Presbyterian Village continues to improve resources and equipment as technology and research advances in the field of elder care. The facility recently introduced new hot steam tables for dining services on both floors of the facility that enhance the quality of life and create a more home-like environment

Presbyterian Village has also purchased new software technology, IN2L, which is designed specifically for senior adults and allows them to enjoy games, videos and therapy modules individually or in groups. The IN2L technology utilizes apps on devices similar to tablets or iPads, but on a bigger, more accessible screen and system.

Further improvements include the replacement of the nurse-call alert system by a state-of-the-art system which boasts a quieter, friendlier experience by alerting staff via pager. The system also provides a new feature of reporting on staff response to these alerts.

“We anticipate several positive changes from these ... improvements,” said Melissa Jenkins, director of development at Presybterian Village. “With the IN2L technology, we expect improvement of resident cognition through the stimulation of the interactive software. Quality of life improvements will continue with the steam-table meal service through a decrease in potential for weight loss and dietary complaints and improved socialization at meal time. The nurse-alert system immediately accomplished a quieter environment, as well as improved staff response to resident calls for assistance.”

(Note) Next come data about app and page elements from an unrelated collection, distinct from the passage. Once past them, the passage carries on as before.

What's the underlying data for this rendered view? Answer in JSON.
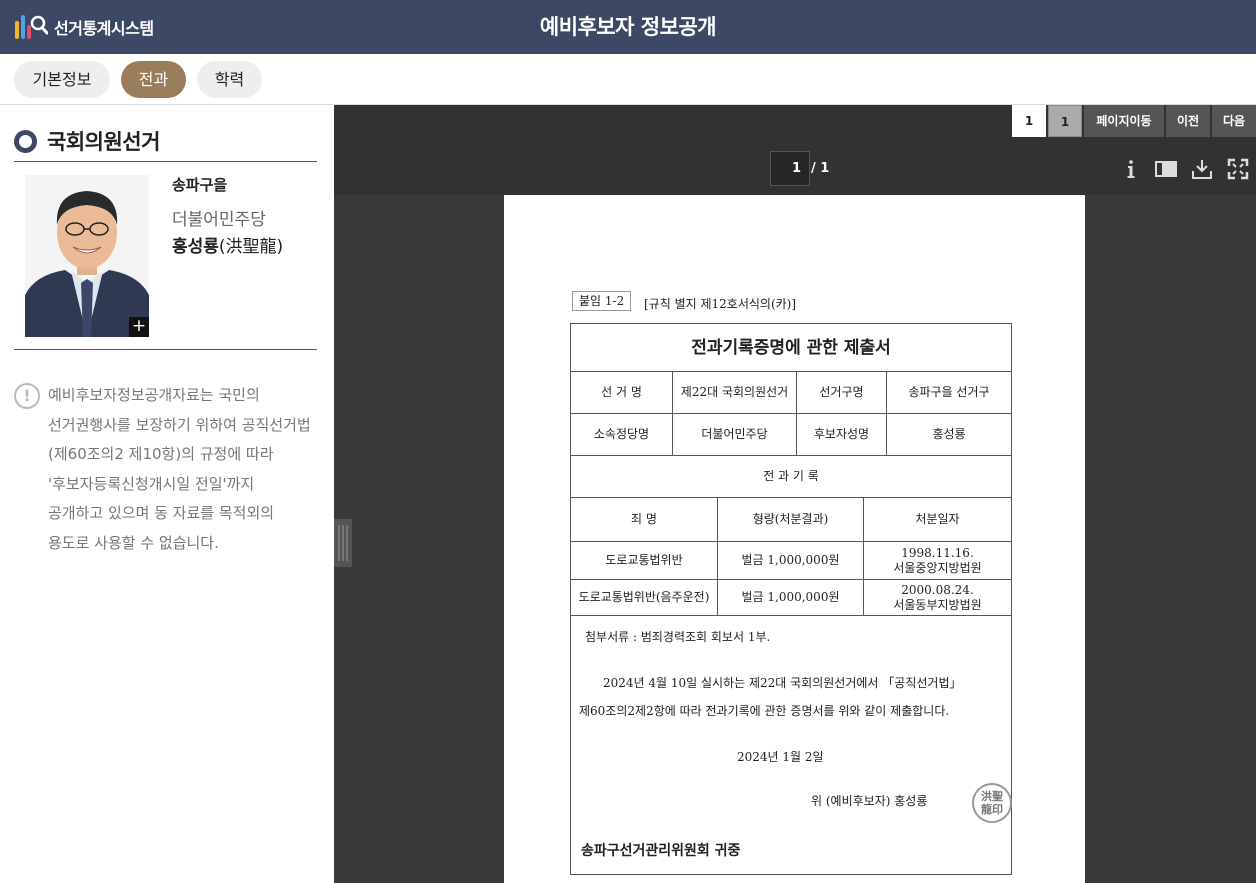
{
  "header": {
    "logo_text": "선거통계시스템",
    "page_title": "예비후보자 정보공개",
    "bg_color": "#3d4865"
  },
  "tabs": [
    {
      "label": "기본정보",
      "active": false
    },
    {
      "label": "전과",
      "active": true
    },
    {
      "label": "학력",
      "active": false
    }
  ],
  "sidebar": {
    "section_title": "국회의원선거",
    "district": "송파구을",
    "party": "더불어민주당",
    "name": "홍성룡",
    "name_hanja": "(洪聖龍)",
    "photo_expand_label": "+",
    "notice_icon": "!",
    "notice_lines": [
      "예비후보자정보공개자료는 국민의",
      "선거권행사를 보장하기 위하여 공직선거법",
      "(제60조의2 제10항)의 규정에 따라",
      "'후보자등록신청개시일 전일'까지",
      "공개하고 있으며 동 자료를 목적외의",
      "용도로 사용할 수 없습니다."
    ]
  },
  "viewer": {
    "page_buttons": [
      "1",
      "1",
      "페이지이동",
      "이전",
      "다음"
    ],
    "page_input": "1",
    "page_total": "/ 1",
    "tool_icons": [
      "info-icon",
      "sidebar-toggle-icon",
      "download-icon",
      "fullscreen-icon"
    ]
  },
  "document": {
    "tag": "붙임 1-2",
    "ref": "[규칙 별지 제12호서식의(카)]",
    "title": "전과기록증명에 관한 제출서",
    "row1": [
      "선  거  명",
      "제22대 국회의원선거",
      "선거구명",
      "송파구을 선거구"
    ],
    "row2": [
      "소속정당명",
      "더불어민주당",
      "후보자성명",
      "홍성룡"
    ],
    "section": "전  과  기  록",
    "headers": [
      "죄  명",
      "형량(처분결과)",
      "처분일자"
    ],
    "records": [
      {
        "crime": "도로교통법위반",
        "sentence": "벌금 1,000,000원",
        "date": "1998.11.16.",
        "court": "서울중앙지방법원"
      },
      {
        "crime": "도로교통법위반(음주운전)",
        "sentence": "벌금 1,000,000원",
        "date": "2000.08.24.",
        "court": "서울동부지방법원"
      }
    ],
    "attachment": "첨부서류 : 범죄경력조회 회보서 1부.",
    "body_line1": "2024년  4월  10일  실시하는  제22대  국회의원선거에서  「공직선거법」",
    "body_line2": "제60조의2제2항에  따라  전과기록에  관한  증명서를  위와  같이  제출합니다.",
    "date": "2024년    1월    2일",
    "signature": "위  (예비후보자)    홍성룡",
    "seal_text": "洪聖龍印",
    "recipient": "송파구선거관리위원회 귀중"
  }
}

Presbyterian Village offers perks for residents including two beauty/barber salons, activities tailored to the interests and abilities of each resident and a varied selection of Southern-style meals.